I think I have mentioned before the alleged Chinese curse, “May you live in interesting times.” Translation: change is difficult. Still, four days after arriving in Syracuse, so far it has been pretty smooth. It will be a little while before I know my way around town, and until I actually meet people (activities at school don’t start for two more weeks), but I have so far managed to find a few essential places (grocery store, gym, school, etc.) and to keep myself busy. In the past few years I’ve gone to a gym in New Orleans a few times with some of the Bro’s, and it’s the kind of place where they give you towels out of the freezer and there are flowerpots in the locker room. Nice place, but half the times I went I was afraid of getting sweat on the equipment, and the other half the air was up so high I never broke a sweat. Believe me, there are no frozen towels at this place: it’s dark, full to overcrowded with beat-up old weights, the walls are covered with ancient posters of past greats like Larry Scott, Sergio Oliva and Ah-nold, the place smells like rust and half the mirrors are broken. It’s definitely a dungeon, and I love it already. I know that once I register for classes I can use the rec. facility at SU, but part of me wants to stay at this place just for the dungeon factor.
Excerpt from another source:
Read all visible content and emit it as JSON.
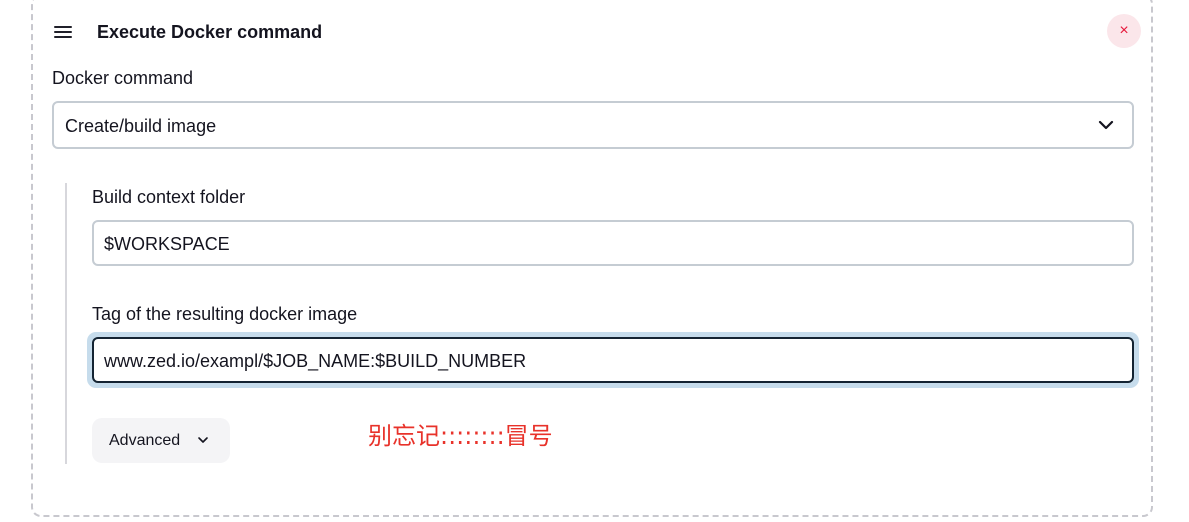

Yesterday was the fourth anniversary of making perpetual vows, and today is the tenth anniversary of first vows. I certainly would not have anticipated on either of those days that my religious life would lead me to Syracuse, New York. I do think I had hoped I would have grown up more, but the more I try to think about my spiritual development over the past decade, the more I find that there isn’t much to speak of. Just like ten years ago, it is still so much easier for me to ask questions about faith than to have it, to read books about prayer than to pray, to think about justice than to work for it. As the saying goes, “O wretched man that I am!” It is just such realizations that spark my faith, however – realization of my need for “mercy within mercy within mercy.”